* _RECORDS FOR THE TASK_:
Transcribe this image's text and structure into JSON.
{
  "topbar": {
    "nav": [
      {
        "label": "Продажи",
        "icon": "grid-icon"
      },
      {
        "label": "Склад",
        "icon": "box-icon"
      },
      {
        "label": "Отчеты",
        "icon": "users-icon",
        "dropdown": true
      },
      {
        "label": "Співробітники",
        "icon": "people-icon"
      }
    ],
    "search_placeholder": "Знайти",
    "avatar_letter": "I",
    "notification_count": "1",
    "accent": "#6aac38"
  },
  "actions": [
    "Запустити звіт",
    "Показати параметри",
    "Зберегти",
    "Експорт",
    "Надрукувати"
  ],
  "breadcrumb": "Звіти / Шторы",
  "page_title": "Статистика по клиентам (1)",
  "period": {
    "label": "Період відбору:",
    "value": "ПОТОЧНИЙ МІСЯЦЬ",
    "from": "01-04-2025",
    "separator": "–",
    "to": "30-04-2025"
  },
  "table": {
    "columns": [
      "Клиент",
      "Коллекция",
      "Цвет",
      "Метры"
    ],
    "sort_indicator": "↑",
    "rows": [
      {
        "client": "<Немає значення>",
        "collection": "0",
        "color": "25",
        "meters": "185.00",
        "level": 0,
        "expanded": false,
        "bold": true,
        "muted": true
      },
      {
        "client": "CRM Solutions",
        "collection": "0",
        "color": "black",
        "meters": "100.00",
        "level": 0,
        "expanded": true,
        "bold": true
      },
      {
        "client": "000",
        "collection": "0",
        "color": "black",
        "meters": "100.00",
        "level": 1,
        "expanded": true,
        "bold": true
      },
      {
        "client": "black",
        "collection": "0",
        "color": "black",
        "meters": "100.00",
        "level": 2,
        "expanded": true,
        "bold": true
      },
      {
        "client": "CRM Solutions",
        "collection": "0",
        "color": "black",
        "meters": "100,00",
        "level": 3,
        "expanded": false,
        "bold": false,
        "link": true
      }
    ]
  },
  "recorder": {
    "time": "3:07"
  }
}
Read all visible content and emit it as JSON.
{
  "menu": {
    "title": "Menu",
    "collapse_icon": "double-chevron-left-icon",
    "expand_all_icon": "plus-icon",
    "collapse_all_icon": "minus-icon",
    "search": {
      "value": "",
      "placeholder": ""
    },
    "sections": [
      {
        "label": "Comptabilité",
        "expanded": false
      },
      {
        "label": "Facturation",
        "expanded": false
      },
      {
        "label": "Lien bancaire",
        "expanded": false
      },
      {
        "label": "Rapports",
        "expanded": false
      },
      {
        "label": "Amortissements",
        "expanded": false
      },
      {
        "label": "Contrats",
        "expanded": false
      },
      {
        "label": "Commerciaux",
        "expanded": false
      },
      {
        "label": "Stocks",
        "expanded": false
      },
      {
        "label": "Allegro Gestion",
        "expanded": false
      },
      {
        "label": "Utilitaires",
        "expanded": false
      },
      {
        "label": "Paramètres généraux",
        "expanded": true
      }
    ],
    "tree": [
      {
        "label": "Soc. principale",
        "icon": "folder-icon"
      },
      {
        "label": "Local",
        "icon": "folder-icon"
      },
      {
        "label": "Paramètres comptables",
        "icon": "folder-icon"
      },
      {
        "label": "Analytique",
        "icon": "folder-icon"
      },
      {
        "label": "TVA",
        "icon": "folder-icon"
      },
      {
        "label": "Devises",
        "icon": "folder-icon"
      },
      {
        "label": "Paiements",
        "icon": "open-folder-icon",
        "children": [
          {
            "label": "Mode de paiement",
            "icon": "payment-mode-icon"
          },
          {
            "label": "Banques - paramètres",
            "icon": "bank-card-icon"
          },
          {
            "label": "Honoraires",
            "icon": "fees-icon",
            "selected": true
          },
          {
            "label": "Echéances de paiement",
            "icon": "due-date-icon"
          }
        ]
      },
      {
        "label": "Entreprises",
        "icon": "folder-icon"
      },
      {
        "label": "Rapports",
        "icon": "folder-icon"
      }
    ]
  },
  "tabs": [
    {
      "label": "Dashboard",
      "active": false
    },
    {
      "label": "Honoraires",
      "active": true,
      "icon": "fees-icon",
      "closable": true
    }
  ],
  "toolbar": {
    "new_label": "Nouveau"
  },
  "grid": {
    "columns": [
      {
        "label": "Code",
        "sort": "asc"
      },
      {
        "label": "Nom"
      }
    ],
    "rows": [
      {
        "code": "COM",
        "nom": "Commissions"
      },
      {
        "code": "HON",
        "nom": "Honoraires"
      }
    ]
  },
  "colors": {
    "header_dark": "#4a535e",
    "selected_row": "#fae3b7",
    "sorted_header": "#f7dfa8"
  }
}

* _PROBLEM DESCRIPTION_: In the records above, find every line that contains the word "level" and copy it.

* _ANSWER FOR THE TASK_:
        "level": 0,
        "level": 0,
        "level": 1,
        "level": 2,
        "level": 3,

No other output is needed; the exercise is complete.